Elizabeth FitzGerald teaches homeschoolers how to teach their children to read using Wanda Sanseri’s Spell to Write and Read (SWR) program. Over the years of homeschooling her own children and teaching other parents, she began to investigate whether or not it made sense to teach cursive handwriting from the start rather than beginning with manuscript and transitioning to cursive. She experimented with her own children with very successful results. Cursive First grew out of the need to share her methods for teaching cursive in conjunction with (SWR). Wanda Sanseri initially resisted the cursive first approach, but eventually became a believer and supporter, writing the foreword to this book.
Cursive First teaches a fairly simple style of cursive; it includes simple loops and a moderate slant. A clock face is used to help with instruction along with the idea of a house with a main floor, basement, and attic for alignment. Kinesthetic activities for developing both gross and small motor coordination are suggested in the book, so this isn't simply a pencil-and-paper approach.
The Cursive First book is sold only with other items. The basic package includes the book, a set of cards, and practice worksheets. The cards should be laminated and cut apart. The cards feature models of each lower case letter on one side, and instruction information on the reverse for pronunciation, key words, and formation of the letter. Students use the reproducible practice worksheets to practice writing lower and upper case letters, phonograms as taught in (SWR), and numerals. Practice sheets provide practice with letters and words, but not sentences. FitzGerald suggests that you shift into having students practice their penmanship within their spelling lessons and other writing assignments as they develop enough fluency to do so.
The book serves as a teacher manual, including suggestions on how to align instruction with (SWR) lessons, even if teaching cursive as a transition from manuscript. The book also dedicates quite a bit of space to a history of the development of handwriting and an explanation of the methodology.

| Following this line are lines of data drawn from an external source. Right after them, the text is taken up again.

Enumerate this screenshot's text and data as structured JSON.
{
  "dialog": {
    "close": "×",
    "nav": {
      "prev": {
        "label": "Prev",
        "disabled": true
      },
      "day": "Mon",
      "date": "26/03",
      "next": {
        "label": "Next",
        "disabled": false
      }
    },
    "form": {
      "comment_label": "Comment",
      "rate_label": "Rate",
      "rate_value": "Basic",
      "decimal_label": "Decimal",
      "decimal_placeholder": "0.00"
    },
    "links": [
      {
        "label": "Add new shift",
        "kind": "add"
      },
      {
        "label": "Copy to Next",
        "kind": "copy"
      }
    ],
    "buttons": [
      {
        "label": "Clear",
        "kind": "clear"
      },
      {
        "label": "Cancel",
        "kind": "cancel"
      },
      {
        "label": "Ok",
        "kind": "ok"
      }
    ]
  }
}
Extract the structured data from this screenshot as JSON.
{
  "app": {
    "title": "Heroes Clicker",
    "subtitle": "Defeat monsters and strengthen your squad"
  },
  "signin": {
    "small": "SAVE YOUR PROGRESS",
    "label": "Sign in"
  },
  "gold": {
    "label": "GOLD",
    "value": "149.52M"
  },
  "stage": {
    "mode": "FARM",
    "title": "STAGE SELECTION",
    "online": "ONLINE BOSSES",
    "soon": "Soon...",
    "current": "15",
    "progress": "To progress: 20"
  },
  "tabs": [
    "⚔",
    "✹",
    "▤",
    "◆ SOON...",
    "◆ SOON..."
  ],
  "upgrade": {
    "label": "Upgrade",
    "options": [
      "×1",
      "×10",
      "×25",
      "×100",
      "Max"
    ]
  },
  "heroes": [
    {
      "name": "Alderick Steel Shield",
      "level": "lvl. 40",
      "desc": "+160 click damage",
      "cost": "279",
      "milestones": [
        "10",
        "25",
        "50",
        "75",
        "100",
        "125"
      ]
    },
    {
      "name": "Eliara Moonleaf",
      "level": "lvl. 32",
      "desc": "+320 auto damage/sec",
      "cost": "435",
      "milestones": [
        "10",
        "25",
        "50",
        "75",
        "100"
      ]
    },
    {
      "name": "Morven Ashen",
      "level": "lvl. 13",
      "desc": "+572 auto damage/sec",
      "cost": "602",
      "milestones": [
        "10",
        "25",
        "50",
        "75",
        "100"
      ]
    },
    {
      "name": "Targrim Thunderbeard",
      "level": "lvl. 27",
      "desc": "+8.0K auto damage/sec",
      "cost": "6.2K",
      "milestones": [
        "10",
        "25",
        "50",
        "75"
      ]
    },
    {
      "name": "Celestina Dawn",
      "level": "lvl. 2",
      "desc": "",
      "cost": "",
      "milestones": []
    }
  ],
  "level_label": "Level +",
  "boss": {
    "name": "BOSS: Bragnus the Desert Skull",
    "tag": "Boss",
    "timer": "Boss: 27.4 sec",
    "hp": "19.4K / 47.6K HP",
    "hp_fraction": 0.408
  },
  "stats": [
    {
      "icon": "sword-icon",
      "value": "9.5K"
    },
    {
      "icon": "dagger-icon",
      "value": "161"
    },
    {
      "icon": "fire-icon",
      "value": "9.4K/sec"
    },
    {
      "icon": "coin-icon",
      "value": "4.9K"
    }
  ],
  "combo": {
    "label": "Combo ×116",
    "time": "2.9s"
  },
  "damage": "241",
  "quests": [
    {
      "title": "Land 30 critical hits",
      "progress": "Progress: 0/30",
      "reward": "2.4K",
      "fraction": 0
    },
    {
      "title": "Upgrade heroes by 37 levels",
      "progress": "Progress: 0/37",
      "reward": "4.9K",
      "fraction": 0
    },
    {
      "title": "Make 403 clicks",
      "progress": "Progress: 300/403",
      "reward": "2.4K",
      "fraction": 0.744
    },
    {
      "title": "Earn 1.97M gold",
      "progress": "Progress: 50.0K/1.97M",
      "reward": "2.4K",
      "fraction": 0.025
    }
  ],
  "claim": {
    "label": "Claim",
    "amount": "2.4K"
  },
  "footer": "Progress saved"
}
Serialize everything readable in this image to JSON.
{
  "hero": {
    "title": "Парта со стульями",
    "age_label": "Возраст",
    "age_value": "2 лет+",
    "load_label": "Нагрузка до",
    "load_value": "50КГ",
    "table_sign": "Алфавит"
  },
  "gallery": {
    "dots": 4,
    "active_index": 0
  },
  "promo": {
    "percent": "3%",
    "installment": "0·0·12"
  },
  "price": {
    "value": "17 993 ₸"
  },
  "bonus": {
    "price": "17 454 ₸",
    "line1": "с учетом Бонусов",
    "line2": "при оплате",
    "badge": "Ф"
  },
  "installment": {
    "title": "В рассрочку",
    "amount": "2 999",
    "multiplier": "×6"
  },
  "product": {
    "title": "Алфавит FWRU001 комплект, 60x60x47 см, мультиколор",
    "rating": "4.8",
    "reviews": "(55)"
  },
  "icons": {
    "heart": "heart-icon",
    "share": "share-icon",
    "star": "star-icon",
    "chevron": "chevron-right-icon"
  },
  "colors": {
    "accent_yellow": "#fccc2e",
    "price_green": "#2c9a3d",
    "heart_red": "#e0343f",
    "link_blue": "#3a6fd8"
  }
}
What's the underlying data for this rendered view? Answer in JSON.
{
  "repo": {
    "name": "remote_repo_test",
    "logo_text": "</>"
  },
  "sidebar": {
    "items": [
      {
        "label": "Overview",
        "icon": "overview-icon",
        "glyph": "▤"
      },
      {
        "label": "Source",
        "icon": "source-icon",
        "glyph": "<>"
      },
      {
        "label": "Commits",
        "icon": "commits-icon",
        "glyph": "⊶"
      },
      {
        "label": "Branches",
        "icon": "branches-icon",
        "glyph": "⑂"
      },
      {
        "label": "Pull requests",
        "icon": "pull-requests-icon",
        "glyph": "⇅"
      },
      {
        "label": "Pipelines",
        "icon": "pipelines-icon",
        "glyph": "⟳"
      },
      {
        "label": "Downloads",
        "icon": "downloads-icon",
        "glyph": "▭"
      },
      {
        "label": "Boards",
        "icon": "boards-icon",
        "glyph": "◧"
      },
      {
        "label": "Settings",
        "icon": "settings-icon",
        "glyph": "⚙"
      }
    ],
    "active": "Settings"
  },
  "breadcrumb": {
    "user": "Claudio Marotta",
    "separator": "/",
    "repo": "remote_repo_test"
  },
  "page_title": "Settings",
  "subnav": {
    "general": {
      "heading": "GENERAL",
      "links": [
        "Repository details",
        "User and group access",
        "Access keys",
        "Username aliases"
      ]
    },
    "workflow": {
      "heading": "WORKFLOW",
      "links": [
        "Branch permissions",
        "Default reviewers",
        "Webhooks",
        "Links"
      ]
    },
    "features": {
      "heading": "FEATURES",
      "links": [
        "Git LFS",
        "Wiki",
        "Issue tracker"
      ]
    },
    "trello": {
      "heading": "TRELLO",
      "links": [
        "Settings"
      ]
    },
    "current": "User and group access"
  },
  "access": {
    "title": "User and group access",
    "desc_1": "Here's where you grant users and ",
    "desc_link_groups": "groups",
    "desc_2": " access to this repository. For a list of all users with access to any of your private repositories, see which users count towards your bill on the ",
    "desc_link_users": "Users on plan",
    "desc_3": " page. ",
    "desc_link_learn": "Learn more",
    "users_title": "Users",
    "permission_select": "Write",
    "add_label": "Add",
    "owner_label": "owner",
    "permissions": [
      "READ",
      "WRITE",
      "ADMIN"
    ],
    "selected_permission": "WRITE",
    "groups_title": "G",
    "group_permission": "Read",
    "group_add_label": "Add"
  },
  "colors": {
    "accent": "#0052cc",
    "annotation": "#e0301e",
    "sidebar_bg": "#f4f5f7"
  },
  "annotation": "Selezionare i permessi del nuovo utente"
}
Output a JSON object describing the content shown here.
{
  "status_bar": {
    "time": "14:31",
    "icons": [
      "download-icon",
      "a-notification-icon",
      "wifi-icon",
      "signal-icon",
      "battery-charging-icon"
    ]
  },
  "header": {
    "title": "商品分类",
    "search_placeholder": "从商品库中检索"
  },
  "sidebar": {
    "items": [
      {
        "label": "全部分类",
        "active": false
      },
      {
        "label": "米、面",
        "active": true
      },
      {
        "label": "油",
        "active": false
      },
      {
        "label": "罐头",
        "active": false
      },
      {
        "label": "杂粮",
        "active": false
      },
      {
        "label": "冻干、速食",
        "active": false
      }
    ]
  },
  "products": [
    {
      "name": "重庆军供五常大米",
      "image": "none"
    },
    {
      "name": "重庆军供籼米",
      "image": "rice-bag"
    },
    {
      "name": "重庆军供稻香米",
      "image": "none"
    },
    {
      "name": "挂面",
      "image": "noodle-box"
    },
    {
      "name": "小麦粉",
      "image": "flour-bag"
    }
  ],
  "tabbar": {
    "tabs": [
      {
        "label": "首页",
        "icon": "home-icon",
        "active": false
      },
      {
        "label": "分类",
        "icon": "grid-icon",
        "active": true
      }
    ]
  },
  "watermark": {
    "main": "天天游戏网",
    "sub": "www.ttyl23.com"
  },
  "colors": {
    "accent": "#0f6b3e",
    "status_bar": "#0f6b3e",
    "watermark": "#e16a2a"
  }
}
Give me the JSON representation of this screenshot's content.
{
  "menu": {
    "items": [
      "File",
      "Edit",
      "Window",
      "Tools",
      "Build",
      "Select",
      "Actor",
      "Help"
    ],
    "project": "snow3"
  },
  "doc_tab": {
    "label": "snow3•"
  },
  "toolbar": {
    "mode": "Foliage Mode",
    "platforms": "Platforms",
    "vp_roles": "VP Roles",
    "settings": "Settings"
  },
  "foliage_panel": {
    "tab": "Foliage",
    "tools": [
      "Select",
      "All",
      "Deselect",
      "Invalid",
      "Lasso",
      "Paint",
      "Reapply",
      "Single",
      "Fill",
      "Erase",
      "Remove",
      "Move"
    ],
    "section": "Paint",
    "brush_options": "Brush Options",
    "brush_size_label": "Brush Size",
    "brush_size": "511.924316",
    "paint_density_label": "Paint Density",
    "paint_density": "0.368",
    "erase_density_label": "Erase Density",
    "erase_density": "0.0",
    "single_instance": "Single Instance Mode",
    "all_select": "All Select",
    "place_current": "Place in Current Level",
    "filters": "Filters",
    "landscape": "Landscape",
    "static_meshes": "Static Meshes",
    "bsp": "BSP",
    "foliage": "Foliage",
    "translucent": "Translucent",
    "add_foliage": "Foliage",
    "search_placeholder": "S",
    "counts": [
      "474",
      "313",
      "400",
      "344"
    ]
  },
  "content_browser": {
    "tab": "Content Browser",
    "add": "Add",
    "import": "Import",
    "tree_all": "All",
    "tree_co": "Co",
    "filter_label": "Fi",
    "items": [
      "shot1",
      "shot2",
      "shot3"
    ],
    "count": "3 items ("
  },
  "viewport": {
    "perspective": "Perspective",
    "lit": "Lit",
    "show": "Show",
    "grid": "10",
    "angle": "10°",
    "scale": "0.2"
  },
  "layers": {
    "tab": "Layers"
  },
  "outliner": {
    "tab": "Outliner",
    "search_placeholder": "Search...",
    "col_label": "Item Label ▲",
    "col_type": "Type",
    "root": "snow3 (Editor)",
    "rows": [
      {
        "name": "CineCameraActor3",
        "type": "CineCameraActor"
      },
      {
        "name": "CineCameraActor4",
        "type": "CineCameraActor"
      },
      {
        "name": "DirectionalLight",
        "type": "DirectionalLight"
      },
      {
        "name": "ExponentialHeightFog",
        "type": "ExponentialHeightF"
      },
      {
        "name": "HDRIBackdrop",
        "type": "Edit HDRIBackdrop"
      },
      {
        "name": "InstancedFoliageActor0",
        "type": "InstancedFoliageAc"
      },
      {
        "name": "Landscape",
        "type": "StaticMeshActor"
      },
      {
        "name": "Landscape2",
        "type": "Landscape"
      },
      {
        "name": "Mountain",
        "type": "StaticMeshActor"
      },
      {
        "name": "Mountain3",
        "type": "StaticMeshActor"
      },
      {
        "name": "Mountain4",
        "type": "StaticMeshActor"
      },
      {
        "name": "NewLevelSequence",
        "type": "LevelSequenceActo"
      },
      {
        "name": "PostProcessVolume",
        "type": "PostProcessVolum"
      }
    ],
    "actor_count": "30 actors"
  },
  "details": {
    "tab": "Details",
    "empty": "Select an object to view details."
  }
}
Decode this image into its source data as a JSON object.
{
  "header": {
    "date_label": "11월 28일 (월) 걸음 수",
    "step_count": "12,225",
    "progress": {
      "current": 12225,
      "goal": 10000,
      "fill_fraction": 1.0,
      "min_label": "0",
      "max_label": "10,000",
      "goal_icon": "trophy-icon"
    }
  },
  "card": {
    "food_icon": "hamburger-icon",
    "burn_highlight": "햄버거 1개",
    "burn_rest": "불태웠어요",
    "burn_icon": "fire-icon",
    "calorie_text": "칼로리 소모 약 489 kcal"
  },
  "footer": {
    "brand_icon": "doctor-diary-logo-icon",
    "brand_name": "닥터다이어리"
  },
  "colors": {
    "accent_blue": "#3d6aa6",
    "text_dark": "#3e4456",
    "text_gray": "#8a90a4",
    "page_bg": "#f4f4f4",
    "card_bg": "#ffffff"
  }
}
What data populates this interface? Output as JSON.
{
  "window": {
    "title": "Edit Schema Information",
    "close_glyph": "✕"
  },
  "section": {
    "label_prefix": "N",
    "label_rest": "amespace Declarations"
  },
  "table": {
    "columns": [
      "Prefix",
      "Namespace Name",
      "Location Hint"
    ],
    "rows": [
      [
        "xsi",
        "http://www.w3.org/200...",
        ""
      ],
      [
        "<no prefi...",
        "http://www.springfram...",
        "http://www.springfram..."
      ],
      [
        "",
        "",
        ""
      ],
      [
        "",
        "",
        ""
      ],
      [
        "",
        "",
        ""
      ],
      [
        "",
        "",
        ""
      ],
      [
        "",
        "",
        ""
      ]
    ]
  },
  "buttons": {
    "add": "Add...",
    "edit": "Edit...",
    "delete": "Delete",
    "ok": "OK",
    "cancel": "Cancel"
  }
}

This course requires direct instruction although students should be able to actually practice on their own. There is no grade level designation, so it might be used with all ages. While it aligns with (SWR), it will work apart from that program. If you are not using SWR, you will need a package that includes the 70 Basic Phonogram Cards. See the publisher's website for the package options.